Topic: Vocations

Br. Kevin Andrew, O.P.'s picture

Abandoning our nets

Filed under: 

As he passed by the Sea of Galilee, he saw Simon and his brother Andrew casting their nets into the sea; they were fishermen. Jesus said to them, “Come after me, and I will make you fishers of men.” Then they abandoned their nets and followed him. He walked along a little farther and saw James, the son of Zebedee, and his brother John. They too were in a boat mending their nets. Then he called them. So they left their father Zebedee in the boat along with the hired men and followed him.
(Mark 1:16-20, from the Gospel for the 3rd Sunday in Ordinary Time)

Brs. Kevin and Dennis in San Diego

Recently, my classmate Br. Dennis and I flew down to the UC San Diego Newman Center at the invitation of our brother, Fr. John Paul Forte. Our novices visit them every year on the “southern tour” (as they are doing now) and offer reflections on their discernment journeys at the Masses. Fr. John Paul felt it would be beneficial for the Newman Center community to hear from some of us who have already been in the Order for a few years to describe our lives now (Br. Dennis & I entered the Order in the summer of 2010, and are now students at St. Albert's). What is our life like, now that we have abandoned our nets? What has changed over the years? What supports do we have?

For myself -- and I feel for many of my brother Dominicans --  that first moment of abandoning our nets to follow Jesus turns out -- in hindsight -- to have been rather easy. We really don’t know what we’re in for when we receive the habit. The image, the idea, the fantasy of religious life is one thing, the reality is often much more complicated. We give up much of our autonomy, we are thrust into a community of men that we don't personally choose, and we have to adapt suddenly to an entirely new daily schedule. After the first year, we begin studies in earnest and take on more ministry duties, as well as chores around the house. The ongoing challenge is to persevere in following Him our Lord after the initial excitement wears off, after we lose the emotional high we feel when we first receive the habit. We must base our vocation on prayer and God’s active grace in our lives. Our energies fade, our willpower at time fades, but God’s grace will continue to support us all unfailingly. When we forget that, we no longer live up to our call as friars preachers and simply become a community of men.

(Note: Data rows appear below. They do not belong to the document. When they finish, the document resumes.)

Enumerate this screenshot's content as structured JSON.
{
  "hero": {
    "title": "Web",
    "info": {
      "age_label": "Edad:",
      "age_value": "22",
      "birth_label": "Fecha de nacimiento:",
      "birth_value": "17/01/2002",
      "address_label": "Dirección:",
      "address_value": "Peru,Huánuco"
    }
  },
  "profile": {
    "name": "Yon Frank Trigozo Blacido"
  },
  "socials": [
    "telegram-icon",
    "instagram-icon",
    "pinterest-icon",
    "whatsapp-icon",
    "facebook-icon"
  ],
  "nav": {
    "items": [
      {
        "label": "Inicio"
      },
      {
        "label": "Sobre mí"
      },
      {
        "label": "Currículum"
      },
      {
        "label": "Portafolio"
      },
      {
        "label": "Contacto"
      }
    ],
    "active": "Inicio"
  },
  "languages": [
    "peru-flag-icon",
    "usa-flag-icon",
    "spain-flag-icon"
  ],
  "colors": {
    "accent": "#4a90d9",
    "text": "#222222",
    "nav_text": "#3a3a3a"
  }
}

All four of the men that Jesus called that day at the shoreline went back to fishing after Jesus’ death. Unsure of what to do, all of them pick up their abandoned nets once again and headed back out to sea. Only by God’s grace did they recognize the risen Christ, and abandon their nets to once again become fishers of men. We must always remember to do the same.

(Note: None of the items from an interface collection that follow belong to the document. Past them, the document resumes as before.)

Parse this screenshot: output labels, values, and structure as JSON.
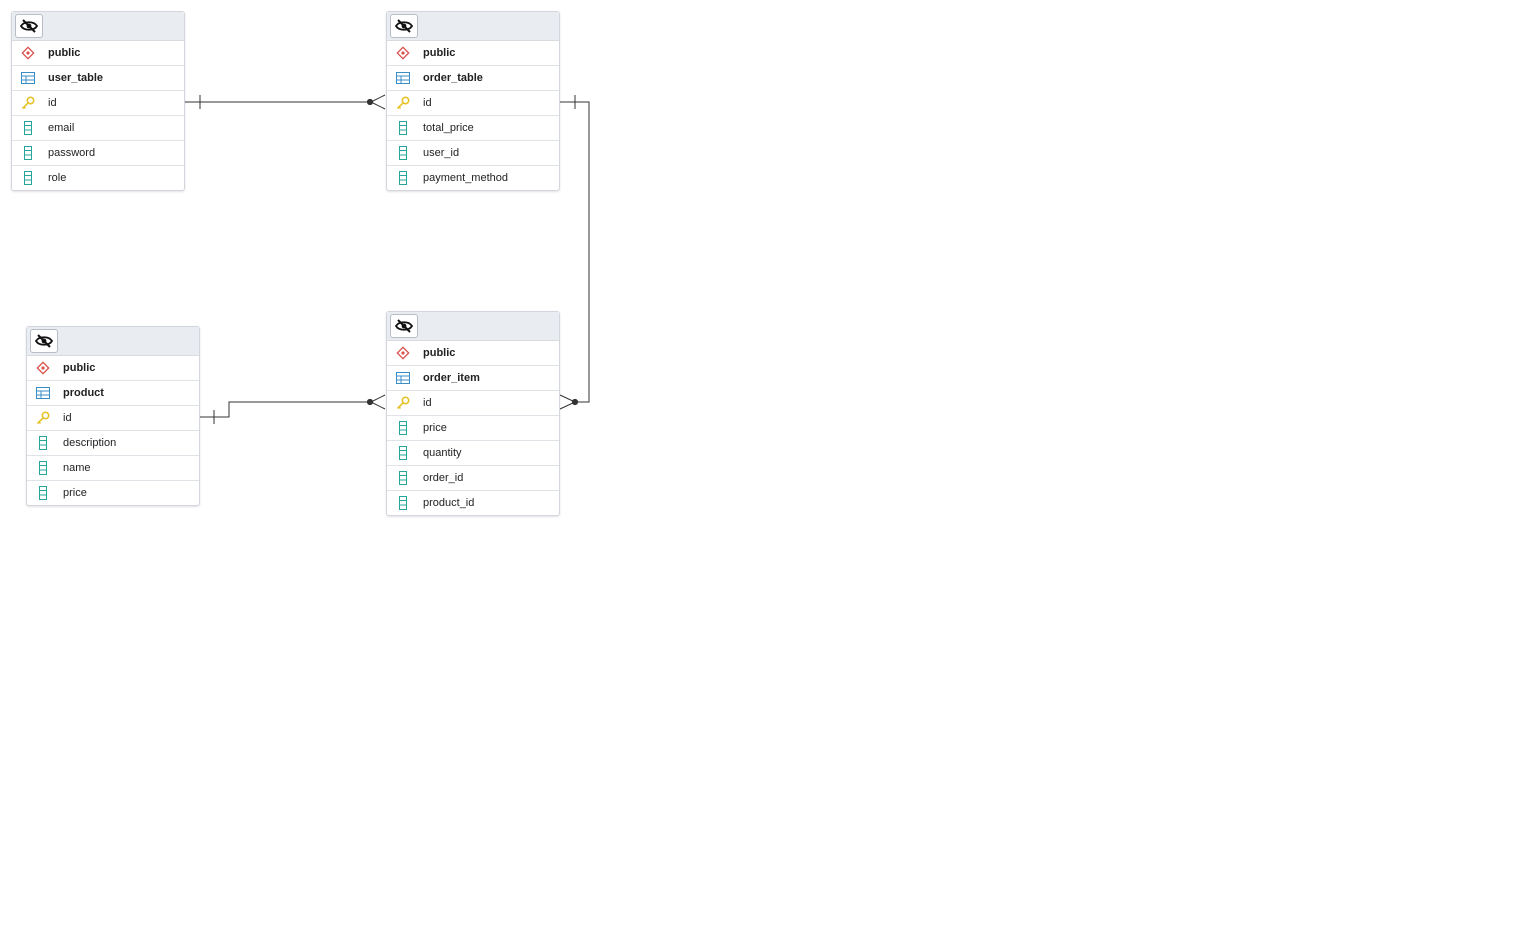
{
  "diagram": {
    "entities": [
      {
        "id": "user_table",
        "schema": "public",
        "table": "user_table",
        "columns": [
          {
            "name": "id",
            "icon": "key-icon"
          },
          {
            "name": "email",
            "icon": "column-icon"
          },
          {
            "name": "password",
            "icon": "column-icon"
          },
          {
            "name": "role",
            "icon": "column-icon"
          }
        ]
      },
      {
        "id": "order_table",
        "schema": "public",
        "table": "order_table",
        "columns": [
          {
            "name": "id",
            "icon": "key-icon"
          },
          {
            "name": "total_price",
            "icon": "column-icon"
          },
          {
            "name": "user_id",
            "icon": "column-icon"
          },
          {
            "name": "payment_method",
            "icon": "column-icon"
          }
        ]
      },
      {
        "id": "product",
        "schema": "public",
        "table": "product",
        "columns": [
          {
            "name": "id",
            "icon": "key-icon"
          },
          {
            "name": "description",
            "icon": "column-icon"
          },
          {
            "name": "name",
            "icon": "column-icon"
          },
          {
            "name": "price",
            "icon": "column-icon"
          }
        ]
      },
      {
        "id": "order_item",
        "schema": "public",
        "table": "order_item",
        "columns": [
          {
            "name": "id",
            "icon": "key-icon"
          },
          {
            "name": "price",
            "icon": "column-icon"
          },
          {
            "name": "quantity",
            "icon": "column-icon"
          },
          {
            "name": "order_id",
            "icon": "column-icon"
          },
          {
            "name": "product_id",
            "icon": "column-icon"
          }
        ]
      }
    ],
    "relationships": [
      {
        "from": "user_table",
        "to": "order_table",
        "from_cardinality": "one",
        "to_cardinality": "many"
      },
      {
        "from": "order_table",
        "to": "order_item",
        "from_cardinality": "one",
        "to_cardinality": "many"
      },
      {
        "from": "product",
        "to": "order_item",
        "from_cardinality": "one",
        "to_cardinality": "many"
      }
    ],
    "colors": {
      "schema_icon": "#d9534f",
      "table_icon": "#3a8ec8",
      "key_icon": "#e6c229",
      "column_icon": "#26a69a",
      "link": "#333333",
      "header_bg": "#e9ecf0"
    }
  }
}
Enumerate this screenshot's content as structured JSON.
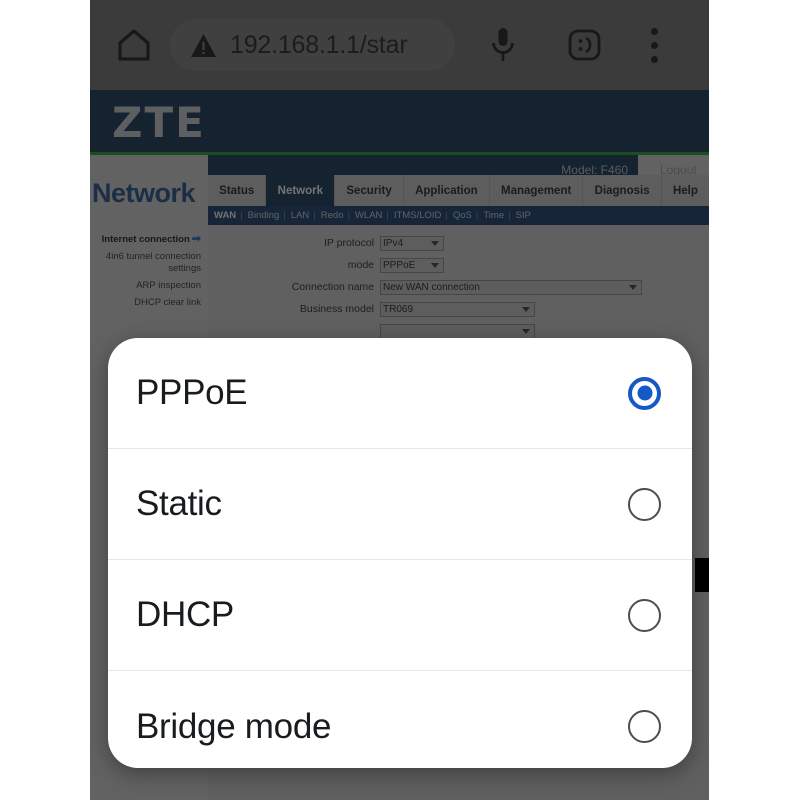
{
  "browser": {
    "home_icon": "home-icon",
    "security_icon": "warning-triangle-icon",
    "url": "192.168.1.1/star",
    "mic_icon": "microphone-icon",
    "emoji_icon": "emoji-face-icon",
    "menu_icon": "overflow-menu-icon"
  },
  "router": {
    "brand": "ZTE",
    "model": "Model: F460",
    "logout": "Logout",
    "page_title": "Network",
    "tabs": [
      {
        "label": "Status",
        "active": false
      },
      {
        "label": "Network",
        "active": true
      },
      {
        "label": "Security",
        "active": false
      },
      {
        "label": "Application",
        "active": false
      },
      {
        "label": "Management",
        "active": false
      },
      {
        "label": "Diagnosis",
        "active": false
      },
      {
        "label": "Help",
        "active": false
      }
    ],
    "subnav": [
      "WAN",
      "Binding",
      "LAN",
      "Redo",
      "WLAN",
      "ITMS/LOID",
      "QoS",
      "Time",
      "SIP"
    ],
    "sidebar": [
      {
        "label": "Internet connection",
        "active": true
      },
      {
        "label": "4in6 tunnel connection settings",
        "active": false
      },
      {
        "label": "ARP inspection",
        "active": false
      },
      {
        "label": "DHCP clear link",
        "active": false
      }
    ],
    "form": [
      {
        "label": "IP protocol",
        "value": "IPv4",
        "width": "w-sm"
      },
      {
        "label": "mode",
        "value": "PPPoE",
        "width": "w-sm"
      },
      {
        "label": "Connection name",
        "value": "New WAN connection",
        "width": "w-lg"
      },
      {
        "label": "Business model",
        "value": "TR069",
        "width": "w-md"
      }
    ],
    "help_button": "Help",
    "accent_green": "#1d9e1d",
    "header_blue": "#0d2d53"
  },
  "dialog": {
    "options": [
      {
        "label": "PPPoE",
        "selected": true
      },
      {
        "label": "Static",
        "selected": false
      },
      {
        "label": "DHCP",
        "selected": false
      },
      {
        "label": "Bridge mode",
        "selected": false
      }
    ],
    "selected_color": "#1558c8"
  }
}
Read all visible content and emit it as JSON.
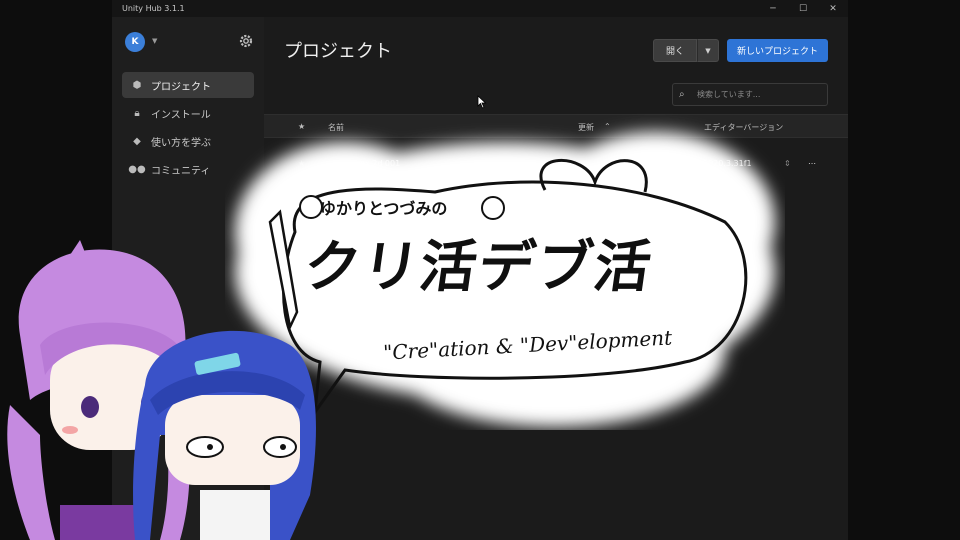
{
  "window": {
    "title": "Unity Hub 3.1.1",
    "controls": [
      "─",
      "☐",
      "✕"
    ]
  },
  "sidebar": {
    "avatar_initial": "K",
    "items": [
      {
        "label": "プロジェクト",
        "icon": "cube-icon",
        "active": true
      },
      {
        "label": "インストール",
        "icon": "lock-icon",
        "active": false
      },
      {
        "label": "使い方を学ぶ",
        "icon": "graduation-cap-icon",
        "active": false
      },
      {
        "label": "コミュニティ",
        "icon": "people-icon",
        "active": false
      }
    ]
  },
  "main": {
    "title": "プロジェクト",
    "open_label": "開く",
    "new_project_label": "新しいプロジェクト",
    "search_placeholder": "検索しています...",
    "columns": {
      "name": "名前",
      "modified": "更新",
      "editor_version": "エディターバージョン"
    },
    "rows": [
      {
        "name": "—sandbox 2d 001",
        "editor_version": "2020.3.31f1"
      }
    ]
  },
  "overlay": {
    "logo_line1": "ゆかりとつづみの",
    "logo_line2": "クリ活デブ活",
    "logo_line3": "\"Cre\"ation & \"Dev\"elopment"
  },
  "colors": {
    "accent": "#2e74d6",
    "window_bg": "#1e1e1e",
    "sidebar_active": "#3a3a3a"
  }
}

Saints Peter, Andrew, James & John, pray for us!

Br. Peter Junipero Hannah, O.P.'s picture

"Vocation Boom" Interview

Filed under: 

I was interviewed recently by Jerry Usher, host of the radio program “VocationBoom!,” which airs on various Catholic radio stations throughout the country.  As a Dominican friar now in my fifth year of student formation, I have begun to lose track of the number of times I have “told my vocation story.”  Yet if someone asks, I never tire of it.  I have given longer talks of half-hour or more.  I have given shorter ten minute versions.  And then of course there is the person you meet at a party or reception of some sort who wants to know “how you became a Dominican,” and you need to come up with something to capture your vocation in about 2 or 3 minutes!


The truth is no amount of time is enough, since God’s ways are infinitely mysterious and intricately woven into the very details of our lives – each one of our lives is more than we can possibly begin to understand; but, on the other hand, any amount of time works since the only explanation for any vocation is grace, and that grace can become apparent even in the most humble and simple events in our lives.  I ran out of time on the show here to share more of my journey into the Catholic Church specifically, which was a simultaneous intellectual and spiritual journey while in graduate school.  Intellectually I came more and more to be persuaded by the depth, beauty, coherence, and truth of Catholic theology; spiritually I was drawn more and more deeply into the mystery of the Mass, and the way Jesus Christ is truly present in his sacred body, blood, soul, and divinity, in the Eucharist.  In any case, I was glad to give some time to Jerry Usher and his show, and hope what I did have time to share can in some small way give encouragement to all interested souls.